At a time when our screens are flooded with big budget television productions, gritty storylines and shows that have high profile actors banging on the door to be on, it's easy to forget that twenty years ago, TV was considered a movie stars graveyard because let's face it, the standard wasn't all that high.

It was during this time, that Buffy the Vampire Slayer first arrived on our screens, a TV show based on a movie we hadn't even heard about and initially airing on a low-profile American network (The WB) as a mid-season replacement for a night-time soap. Little could we have known then the iconic status the series would go on to become, with its groundbreaking storylines and subverting pretty much every TV trope going at the time.

Buffy's influence on television and indeed movies is immeasurable at this stage - it was the show that literally launched a thousand teen dramas, it forced feminism up a gear or two by showing the world that a female superhero doesn't need to save the world in a scantily clad number, it wasn't afraid to take on long story arcs in a TV landscape that was largely episodic while still keeping up with the 'monster-of-the-week', it took on homosexuality in a subtle heartfelt way leading to one of the most sincere and real lesbian relationships ever seen on television, and it was funny, but incredibly smart in its humour too. The quick wit of the characters and the numerous on-the-money pop culture references simply wasn't the dialogue of television at the time, with the show even now known for its own language - Buffy Speak.

All of this is of course down to the show's creator Joss Whedon, who has made no secret of the success he wanted the show to be: "I always intended for this to be a cultural phenomenon. That’s how I wrote it. In the back of my mind, I was always picking up an Oscar or a Saturn Award and everyone was playing with Buffy dolls."

Whedon told Empire recently where his inspiration for Buffy came from:

"In the mid-1980s, I’d gotten so tired of slasher film cliches, especially the dumb, oversexed blond stumbling into a dark place to have sex with a boyfriend, only to be killed. I began thinking that I would love to see a scene where a ditsy blond walks into a dark alley, a monster attacks her and she kicks its ass. After all those times the poor girl had sex and got herself killed for it, I just wanted her to be able to take care of herself. So I had this character before I had the idea of using vampires. I wanted to create a special person who desperately wants to fit in, but who has a higher calling. I decided to use vampires, because I’ve always thought vampires were cool."

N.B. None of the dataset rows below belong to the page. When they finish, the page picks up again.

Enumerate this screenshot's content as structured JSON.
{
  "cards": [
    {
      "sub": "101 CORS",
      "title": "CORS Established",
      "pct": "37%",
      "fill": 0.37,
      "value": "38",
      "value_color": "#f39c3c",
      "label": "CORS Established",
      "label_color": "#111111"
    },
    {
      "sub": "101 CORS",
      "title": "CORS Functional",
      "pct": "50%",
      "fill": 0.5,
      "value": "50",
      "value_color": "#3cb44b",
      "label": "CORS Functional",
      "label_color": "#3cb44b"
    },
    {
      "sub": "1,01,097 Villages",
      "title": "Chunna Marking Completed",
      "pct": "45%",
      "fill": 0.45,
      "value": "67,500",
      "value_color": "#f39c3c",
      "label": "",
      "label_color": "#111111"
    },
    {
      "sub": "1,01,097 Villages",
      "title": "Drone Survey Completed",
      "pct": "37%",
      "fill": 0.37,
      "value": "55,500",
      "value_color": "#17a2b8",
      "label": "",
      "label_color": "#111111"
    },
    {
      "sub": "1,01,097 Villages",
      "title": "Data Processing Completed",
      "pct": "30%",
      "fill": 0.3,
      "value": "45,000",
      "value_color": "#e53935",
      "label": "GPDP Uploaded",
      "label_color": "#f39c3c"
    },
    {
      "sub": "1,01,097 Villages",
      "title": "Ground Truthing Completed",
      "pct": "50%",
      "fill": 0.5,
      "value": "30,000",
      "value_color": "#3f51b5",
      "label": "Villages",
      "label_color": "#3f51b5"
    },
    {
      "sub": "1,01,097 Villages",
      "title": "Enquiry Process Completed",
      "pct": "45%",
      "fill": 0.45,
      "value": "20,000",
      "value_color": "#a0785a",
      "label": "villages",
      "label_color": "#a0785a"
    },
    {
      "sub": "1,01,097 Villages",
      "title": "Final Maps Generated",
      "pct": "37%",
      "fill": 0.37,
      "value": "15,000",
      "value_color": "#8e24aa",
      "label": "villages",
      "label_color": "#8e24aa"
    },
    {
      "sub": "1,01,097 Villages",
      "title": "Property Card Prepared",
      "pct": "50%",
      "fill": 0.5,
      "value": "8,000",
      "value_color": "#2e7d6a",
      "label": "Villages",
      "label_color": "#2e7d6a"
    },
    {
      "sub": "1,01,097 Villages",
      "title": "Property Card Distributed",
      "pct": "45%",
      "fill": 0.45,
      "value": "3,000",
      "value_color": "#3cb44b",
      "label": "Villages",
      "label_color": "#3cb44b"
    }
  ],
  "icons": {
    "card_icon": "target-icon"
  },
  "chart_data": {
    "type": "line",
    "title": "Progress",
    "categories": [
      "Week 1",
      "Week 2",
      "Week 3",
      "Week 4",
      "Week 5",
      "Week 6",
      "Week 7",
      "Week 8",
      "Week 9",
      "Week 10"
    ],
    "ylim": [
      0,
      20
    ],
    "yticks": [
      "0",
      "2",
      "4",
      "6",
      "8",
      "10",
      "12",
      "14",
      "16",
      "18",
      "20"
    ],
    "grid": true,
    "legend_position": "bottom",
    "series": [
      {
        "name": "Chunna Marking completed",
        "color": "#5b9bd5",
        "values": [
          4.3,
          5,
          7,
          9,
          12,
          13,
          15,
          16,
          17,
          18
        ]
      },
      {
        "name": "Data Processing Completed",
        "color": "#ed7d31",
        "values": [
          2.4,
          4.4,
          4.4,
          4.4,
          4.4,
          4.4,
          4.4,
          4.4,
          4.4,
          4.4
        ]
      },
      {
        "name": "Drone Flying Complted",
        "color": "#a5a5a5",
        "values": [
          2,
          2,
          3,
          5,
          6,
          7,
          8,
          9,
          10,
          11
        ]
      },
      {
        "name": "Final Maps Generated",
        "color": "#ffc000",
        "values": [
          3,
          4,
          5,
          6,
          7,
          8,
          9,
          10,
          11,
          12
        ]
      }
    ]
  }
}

And so Buffy the Vampire Slayer was born, but no doubt despite Whedon's initial hopes for the success of the show, he would surely agree it exceeded all expectations. As well as the accolades and the millions of dollars worth of merchandise, the show has gone on to become the most studied pop culture work by academics who are fascinated with the show's use of social commentary, narrative structure and of course, metaphor.

Joss Whedon has said how he was clear in wanting to make the literal depiction of 'high school as hell' but the allegory was there throughout, in subtle and not-so-subtle ways. We all knew the lesson that was there to be learned when Angel turned into an evil vampire after Buffy slept with him, or that Willow's magic addiction was clearly the Buffyverse way of dealing with substance abuse, but the message was delivered, not in an after-school-special way, but in a destructive and downright heartbreaking style.

For as many times as we laughed at Buffy, we cried too, and not just when her romance with Angel ended or when she sacrificed herself to save her sister, to this day, the episode where Joyce died (The Body) is up there with one of the most accurate and emotive depictions of a sudden death ever shown on television, as Buffy, for all her powers, could not save her sick mother. The episode, which was shot in a real-time format from the moment her body was discovered, featured no music, no 'big bad', just the sheer raw emotion of a daughter faced with the loss of her mother.

It wasn't afraid to go off script at times and take itself out of its comfort zone. The Emmy-nominated episode 'Hush' feature an extended sequence with no character dialogue that still managed to remain as funny and action-driven as ever, while the musical episode, which we know wasn't to everyone's taste, also received much critical praise.

20 years have passed since we first saw Buffy Summers walk the halls of Sunnydale High but its enduring influence is still felt, and yes, it may not be of the highbrow standard we are used to today, nor will it ever be rated as highly as The Sopranos or The Wire for elevating the standard of TV, but this low-budget high school drama extended the realm of what was possible in TV and paved the way for so many of the shows we know and love today. When Russell T Davies revived Doctor Who back in 2005, he openly credited Joss Whedon and Buffy as his inspiration: "It showed the whole world that writing monsters and demons and end-of-the-world isn’t hackwork,” Davies said. "It can challenge the best. Joss Whedon raised the bar, not just for genre writers but for every one of us."